The victims included four children aged 5-10 years old, and as of Monday night, one child and one adult were listed in critical condition, the fire department said.
Carbon monoxide is an odorless, colorless gas that's found in fumes produced any time fuel is burned in cars, engines, stoves, lanterns, grills, fireplaces, gas ranges or furnaces, according to the Centers for Disease Control and Prevention.
It can cause sudden illness and death, and while the symptoms are often described as "flu-like," CO poisoning can kill people in their sleep before they begin exhibiting symptoms.
A spokesman for Memorial Hermann hospital in Houston told the Chronicle that many patients seeking treatment for carbon monoxide poisoning used barbecue pits and generators indoors to keep warm, as Texas was recently pummeled by a winter storm that knocked out power for millions amid freezing temperatures.

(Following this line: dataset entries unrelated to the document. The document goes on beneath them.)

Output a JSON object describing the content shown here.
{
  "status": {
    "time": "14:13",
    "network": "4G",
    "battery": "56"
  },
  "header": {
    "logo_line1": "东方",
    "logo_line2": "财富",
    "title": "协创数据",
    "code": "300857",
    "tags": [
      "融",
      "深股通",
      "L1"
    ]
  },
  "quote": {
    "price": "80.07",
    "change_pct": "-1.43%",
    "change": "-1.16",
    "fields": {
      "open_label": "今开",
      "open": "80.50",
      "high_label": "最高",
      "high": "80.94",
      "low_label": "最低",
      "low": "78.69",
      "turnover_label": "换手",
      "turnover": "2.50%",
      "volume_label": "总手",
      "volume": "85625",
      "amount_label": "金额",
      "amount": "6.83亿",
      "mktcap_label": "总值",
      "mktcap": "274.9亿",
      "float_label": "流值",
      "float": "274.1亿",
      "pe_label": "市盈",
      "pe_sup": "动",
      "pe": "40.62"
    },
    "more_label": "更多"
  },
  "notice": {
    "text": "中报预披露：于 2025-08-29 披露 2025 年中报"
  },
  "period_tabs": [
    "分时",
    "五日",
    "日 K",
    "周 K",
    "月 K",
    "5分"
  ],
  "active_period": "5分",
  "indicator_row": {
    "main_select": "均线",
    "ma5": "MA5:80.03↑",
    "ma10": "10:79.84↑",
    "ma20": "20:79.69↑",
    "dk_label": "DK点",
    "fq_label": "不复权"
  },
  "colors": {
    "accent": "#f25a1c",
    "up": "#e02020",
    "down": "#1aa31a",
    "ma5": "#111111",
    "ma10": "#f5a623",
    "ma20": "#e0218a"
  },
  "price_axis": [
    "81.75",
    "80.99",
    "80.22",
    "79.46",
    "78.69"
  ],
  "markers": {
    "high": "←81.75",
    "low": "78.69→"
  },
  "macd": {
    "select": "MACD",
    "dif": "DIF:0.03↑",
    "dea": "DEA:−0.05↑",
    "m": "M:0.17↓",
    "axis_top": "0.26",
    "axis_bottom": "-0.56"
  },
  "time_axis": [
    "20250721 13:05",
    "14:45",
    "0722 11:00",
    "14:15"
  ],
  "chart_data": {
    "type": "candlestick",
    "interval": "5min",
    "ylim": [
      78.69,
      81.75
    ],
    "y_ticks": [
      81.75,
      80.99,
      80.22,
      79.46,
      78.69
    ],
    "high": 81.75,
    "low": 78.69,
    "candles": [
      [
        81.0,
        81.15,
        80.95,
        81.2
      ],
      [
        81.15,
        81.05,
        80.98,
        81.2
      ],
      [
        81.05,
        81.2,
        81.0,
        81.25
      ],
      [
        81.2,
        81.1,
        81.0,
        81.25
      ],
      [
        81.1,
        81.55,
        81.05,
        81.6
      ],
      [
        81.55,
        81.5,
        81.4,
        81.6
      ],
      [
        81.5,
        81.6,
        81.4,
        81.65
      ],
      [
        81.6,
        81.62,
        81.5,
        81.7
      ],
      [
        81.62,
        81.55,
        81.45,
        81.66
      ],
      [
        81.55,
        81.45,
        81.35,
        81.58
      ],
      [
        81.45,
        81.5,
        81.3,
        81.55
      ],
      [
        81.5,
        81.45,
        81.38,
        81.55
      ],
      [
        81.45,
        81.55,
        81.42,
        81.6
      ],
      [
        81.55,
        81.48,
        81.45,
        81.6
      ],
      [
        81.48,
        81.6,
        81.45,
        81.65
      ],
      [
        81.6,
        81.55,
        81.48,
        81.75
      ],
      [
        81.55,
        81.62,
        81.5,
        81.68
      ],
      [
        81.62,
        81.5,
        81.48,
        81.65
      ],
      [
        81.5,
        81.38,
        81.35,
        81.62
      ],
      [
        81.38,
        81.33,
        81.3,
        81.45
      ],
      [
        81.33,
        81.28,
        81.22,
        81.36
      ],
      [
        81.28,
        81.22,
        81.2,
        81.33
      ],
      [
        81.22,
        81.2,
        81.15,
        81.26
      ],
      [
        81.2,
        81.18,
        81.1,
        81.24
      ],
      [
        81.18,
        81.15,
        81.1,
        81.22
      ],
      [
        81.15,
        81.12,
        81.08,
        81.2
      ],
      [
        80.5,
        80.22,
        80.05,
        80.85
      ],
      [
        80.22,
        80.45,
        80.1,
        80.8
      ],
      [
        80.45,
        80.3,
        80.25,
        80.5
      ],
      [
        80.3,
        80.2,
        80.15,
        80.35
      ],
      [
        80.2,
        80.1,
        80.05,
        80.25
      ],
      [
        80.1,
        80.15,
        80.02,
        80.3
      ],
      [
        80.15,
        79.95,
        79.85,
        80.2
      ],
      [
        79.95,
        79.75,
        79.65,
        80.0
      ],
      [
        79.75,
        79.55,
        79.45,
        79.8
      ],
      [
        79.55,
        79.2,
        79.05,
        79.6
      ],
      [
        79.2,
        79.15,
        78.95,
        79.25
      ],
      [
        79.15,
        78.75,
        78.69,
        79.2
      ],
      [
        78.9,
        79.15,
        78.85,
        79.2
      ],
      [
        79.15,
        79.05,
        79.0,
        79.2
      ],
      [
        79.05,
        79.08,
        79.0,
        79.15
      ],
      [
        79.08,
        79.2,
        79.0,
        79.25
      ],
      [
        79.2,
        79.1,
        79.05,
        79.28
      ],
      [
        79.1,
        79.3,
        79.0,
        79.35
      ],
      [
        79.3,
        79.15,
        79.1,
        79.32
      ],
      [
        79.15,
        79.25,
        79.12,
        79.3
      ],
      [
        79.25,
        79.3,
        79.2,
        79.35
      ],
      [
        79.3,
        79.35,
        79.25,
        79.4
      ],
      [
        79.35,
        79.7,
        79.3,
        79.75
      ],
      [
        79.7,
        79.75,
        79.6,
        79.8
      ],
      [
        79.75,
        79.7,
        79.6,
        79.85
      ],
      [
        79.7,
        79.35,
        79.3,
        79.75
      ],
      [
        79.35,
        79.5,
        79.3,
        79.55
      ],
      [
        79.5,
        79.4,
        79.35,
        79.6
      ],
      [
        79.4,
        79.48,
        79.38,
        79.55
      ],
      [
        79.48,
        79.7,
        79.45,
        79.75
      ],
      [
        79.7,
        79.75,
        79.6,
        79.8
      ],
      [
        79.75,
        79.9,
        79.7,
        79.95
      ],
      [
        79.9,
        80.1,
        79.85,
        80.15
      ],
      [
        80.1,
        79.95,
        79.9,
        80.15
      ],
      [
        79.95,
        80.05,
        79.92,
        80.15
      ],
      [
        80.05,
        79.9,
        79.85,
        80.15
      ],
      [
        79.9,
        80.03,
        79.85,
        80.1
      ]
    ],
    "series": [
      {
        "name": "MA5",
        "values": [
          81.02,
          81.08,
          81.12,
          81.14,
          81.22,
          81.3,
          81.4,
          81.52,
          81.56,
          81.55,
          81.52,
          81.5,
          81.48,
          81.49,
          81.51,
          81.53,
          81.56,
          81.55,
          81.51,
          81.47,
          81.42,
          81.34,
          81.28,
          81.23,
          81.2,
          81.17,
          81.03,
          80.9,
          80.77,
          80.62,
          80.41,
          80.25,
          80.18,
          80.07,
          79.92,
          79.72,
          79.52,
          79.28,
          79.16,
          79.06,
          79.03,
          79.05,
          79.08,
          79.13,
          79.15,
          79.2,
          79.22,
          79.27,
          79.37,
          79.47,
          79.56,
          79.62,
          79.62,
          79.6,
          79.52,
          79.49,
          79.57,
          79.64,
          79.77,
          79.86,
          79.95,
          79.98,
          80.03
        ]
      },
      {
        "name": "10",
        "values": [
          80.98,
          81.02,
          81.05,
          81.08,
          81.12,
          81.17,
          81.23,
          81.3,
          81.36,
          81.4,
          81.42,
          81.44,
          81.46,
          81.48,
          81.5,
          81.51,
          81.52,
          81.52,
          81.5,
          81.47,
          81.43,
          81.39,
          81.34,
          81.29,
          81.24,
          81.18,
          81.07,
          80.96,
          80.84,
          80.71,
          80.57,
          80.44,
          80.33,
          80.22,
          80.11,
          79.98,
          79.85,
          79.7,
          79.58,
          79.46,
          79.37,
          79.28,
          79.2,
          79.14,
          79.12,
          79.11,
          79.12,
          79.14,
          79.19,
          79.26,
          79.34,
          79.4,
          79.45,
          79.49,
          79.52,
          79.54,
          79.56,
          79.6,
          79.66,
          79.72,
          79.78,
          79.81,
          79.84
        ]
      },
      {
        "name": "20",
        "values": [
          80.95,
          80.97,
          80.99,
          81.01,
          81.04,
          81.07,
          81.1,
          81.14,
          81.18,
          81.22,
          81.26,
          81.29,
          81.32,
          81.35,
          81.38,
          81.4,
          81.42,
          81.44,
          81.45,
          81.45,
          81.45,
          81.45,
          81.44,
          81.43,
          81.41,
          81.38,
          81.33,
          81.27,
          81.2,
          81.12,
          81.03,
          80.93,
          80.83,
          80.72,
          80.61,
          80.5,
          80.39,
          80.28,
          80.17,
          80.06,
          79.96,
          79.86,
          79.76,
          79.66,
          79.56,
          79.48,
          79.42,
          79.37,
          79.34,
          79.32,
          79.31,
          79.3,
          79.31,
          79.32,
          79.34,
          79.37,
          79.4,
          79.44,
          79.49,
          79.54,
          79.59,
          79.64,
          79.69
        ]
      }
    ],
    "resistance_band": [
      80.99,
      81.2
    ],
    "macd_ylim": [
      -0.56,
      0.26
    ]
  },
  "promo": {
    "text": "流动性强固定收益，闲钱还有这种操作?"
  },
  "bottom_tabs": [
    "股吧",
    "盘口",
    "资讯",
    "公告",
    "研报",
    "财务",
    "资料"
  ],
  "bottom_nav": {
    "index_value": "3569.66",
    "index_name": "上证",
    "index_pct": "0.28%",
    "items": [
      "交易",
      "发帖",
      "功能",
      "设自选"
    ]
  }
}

The CDC recommends installing a battery-operated CO detector in your home, and checking on the batteries at least twice a year. It also recommends having your appliances serviced by a qualified technician each year, and making sure you do not use portable flameless chemical heaters or generators indoors.